**ASSIGNMENT**
The required answer is every line of the data containing the word "Maximum".

╭─ DATA PROVIDED

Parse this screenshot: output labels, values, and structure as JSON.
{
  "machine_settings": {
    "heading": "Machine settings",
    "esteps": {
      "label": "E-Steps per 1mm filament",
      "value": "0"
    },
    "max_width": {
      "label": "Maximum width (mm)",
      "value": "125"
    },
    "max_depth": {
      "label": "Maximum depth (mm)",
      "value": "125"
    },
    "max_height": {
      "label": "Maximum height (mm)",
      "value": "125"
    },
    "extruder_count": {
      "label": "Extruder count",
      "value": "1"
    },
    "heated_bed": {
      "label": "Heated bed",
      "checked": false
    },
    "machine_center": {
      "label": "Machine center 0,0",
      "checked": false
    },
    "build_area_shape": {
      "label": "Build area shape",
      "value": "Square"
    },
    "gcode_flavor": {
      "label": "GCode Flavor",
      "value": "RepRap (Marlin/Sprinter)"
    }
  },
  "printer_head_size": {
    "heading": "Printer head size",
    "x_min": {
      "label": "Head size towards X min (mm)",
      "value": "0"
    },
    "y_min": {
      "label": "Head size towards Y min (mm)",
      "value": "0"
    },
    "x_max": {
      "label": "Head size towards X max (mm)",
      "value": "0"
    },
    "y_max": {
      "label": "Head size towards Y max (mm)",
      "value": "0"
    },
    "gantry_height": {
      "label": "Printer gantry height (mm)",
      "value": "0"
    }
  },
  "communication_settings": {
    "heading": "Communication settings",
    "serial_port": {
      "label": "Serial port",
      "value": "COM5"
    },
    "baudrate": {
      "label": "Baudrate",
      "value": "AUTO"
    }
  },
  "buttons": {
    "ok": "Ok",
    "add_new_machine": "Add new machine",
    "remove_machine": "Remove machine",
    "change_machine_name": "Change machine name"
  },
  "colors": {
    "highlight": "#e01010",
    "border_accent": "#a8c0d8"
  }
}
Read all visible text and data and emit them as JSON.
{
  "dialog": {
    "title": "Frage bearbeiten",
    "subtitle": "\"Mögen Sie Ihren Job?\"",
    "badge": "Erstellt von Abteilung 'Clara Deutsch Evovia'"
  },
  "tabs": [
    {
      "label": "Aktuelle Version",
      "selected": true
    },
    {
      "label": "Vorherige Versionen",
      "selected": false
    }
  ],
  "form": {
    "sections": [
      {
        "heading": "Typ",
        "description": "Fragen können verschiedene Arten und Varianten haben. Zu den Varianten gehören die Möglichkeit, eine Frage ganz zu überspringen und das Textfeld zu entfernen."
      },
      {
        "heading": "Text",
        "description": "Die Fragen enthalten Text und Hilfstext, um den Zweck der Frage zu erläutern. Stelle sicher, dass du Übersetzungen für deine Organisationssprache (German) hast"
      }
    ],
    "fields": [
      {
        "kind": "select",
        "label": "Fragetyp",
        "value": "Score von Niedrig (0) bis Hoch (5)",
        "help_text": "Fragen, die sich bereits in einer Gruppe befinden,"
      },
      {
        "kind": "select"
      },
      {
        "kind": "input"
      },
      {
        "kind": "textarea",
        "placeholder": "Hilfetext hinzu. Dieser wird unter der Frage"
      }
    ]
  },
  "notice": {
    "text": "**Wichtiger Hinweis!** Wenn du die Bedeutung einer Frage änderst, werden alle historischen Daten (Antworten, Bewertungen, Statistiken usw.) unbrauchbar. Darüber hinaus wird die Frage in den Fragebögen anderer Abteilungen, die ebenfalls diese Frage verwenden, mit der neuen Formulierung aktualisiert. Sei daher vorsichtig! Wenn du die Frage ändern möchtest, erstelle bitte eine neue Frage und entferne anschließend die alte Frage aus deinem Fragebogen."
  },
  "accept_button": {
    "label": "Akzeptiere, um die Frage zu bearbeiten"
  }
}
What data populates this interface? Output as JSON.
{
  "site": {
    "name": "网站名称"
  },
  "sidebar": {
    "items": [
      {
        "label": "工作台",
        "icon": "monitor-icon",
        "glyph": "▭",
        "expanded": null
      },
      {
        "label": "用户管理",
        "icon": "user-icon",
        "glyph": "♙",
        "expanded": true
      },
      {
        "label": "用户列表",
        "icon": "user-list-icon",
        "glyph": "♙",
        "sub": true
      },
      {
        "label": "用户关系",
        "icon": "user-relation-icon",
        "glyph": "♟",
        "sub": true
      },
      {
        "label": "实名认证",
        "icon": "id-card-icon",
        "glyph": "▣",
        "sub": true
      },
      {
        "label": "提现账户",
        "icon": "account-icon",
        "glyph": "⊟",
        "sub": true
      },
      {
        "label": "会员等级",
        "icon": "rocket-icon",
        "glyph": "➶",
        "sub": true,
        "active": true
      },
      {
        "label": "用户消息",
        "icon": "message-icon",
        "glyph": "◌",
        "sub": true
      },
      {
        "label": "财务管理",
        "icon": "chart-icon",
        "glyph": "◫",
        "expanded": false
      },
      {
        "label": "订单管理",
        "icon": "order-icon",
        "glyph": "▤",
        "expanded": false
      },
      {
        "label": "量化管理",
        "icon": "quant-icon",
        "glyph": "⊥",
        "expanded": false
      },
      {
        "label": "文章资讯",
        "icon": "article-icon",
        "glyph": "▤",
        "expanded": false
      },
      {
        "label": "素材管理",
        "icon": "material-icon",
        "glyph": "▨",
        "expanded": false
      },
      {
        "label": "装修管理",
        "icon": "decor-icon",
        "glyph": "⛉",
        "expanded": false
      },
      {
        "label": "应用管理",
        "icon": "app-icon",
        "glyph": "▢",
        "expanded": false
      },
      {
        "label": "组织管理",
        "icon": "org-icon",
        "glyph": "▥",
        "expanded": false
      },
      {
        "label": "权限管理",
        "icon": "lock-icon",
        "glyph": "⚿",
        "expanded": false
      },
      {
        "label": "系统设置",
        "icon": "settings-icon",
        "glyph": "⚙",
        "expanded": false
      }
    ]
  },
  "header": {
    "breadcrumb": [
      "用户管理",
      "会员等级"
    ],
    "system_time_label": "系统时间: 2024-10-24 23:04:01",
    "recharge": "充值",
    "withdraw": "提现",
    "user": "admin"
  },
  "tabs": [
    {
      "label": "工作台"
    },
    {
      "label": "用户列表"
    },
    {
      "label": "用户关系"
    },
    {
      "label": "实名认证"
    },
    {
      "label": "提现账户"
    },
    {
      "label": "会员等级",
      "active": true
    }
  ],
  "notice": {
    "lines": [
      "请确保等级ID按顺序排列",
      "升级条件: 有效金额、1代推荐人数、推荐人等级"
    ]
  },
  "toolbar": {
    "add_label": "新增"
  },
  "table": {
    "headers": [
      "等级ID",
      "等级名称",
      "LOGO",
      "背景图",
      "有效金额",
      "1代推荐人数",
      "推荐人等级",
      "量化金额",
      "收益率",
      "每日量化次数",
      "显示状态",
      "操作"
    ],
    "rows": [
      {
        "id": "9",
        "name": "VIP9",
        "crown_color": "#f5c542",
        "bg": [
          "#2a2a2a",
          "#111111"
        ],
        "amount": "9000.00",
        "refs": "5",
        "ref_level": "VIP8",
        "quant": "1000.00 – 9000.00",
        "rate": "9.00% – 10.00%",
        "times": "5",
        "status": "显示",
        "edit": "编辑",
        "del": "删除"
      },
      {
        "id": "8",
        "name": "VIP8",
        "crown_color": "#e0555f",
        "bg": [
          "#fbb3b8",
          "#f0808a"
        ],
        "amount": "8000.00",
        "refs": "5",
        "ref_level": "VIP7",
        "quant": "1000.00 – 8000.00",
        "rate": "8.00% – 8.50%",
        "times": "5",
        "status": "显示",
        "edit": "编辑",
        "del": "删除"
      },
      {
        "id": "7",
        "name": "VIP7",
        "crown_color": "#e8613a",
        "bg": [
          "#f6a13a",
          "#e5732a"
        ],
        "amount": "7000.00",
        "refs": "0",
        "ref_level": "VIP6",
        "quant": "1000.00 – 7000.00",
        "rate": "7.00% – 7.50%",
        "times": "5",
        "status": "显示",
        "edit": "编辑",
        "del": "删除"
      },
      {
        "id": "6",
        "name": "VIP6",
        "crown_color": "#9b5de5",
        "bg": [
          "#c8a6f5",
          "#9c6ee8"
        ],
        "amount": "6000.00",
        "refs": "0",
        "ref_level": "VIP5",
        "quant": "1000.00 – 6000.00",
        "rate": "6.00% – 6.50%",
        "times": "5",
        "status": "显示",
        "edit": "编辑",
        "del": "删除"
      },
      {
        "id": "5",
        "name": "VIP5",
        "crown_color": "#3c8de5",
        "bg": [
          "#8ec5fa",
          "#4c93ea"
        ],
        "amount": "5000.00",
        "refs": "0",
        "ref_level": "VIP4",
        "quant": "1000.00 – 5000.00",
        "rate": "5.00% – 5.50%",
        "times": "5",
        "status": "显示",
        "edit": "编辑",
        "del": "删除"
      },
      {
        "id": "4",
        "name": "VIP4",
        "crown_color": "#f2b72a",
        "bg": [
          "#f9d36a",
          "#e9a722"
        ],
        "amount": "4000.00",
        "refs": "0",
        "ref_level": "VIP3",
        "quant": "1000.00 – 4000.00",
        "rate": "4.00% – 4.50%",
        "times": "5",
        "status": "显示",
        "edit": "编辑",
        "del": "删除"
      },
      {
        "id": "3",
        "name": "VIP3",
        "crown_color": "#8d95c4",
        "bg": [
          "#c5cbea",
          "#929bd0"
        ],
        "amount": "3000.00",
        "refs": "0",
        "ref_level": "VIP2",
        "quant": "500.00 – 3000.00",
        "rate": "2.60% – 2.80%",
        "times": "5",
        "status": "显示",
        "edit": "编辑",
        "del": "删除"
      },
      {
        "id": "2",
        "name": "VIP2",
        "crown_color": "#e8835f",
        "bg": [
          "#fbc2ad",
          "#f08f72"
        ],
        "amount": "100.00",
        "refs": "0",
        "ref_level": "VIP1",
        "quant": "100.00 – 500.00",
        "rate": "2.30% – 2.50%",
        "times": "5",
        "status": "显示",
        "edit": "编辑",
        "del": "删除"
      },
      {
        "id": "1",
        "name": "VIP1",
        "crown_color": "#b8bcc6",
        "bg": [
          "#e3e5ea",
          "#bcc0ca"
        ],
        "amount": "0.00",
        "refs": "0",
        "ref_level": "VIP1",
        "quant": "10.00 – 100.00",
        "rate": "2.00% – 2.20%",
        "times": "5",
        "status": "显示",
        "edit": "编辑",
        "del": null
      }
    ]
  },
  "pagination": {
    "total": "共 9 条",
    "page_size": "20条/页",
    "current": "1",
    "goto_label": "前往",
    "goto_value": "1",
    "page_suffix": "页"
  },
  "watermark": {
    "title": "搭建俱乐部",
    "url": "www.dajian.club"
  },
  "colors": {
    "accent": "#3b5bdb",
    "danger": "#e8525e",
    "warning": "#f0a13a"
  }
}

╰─

**EXERCISE SOLUTION**
      "label": "Maximum width (mm)",
      "label": "Maximum depth (mm)",
      "label": "Maximum height (mm)",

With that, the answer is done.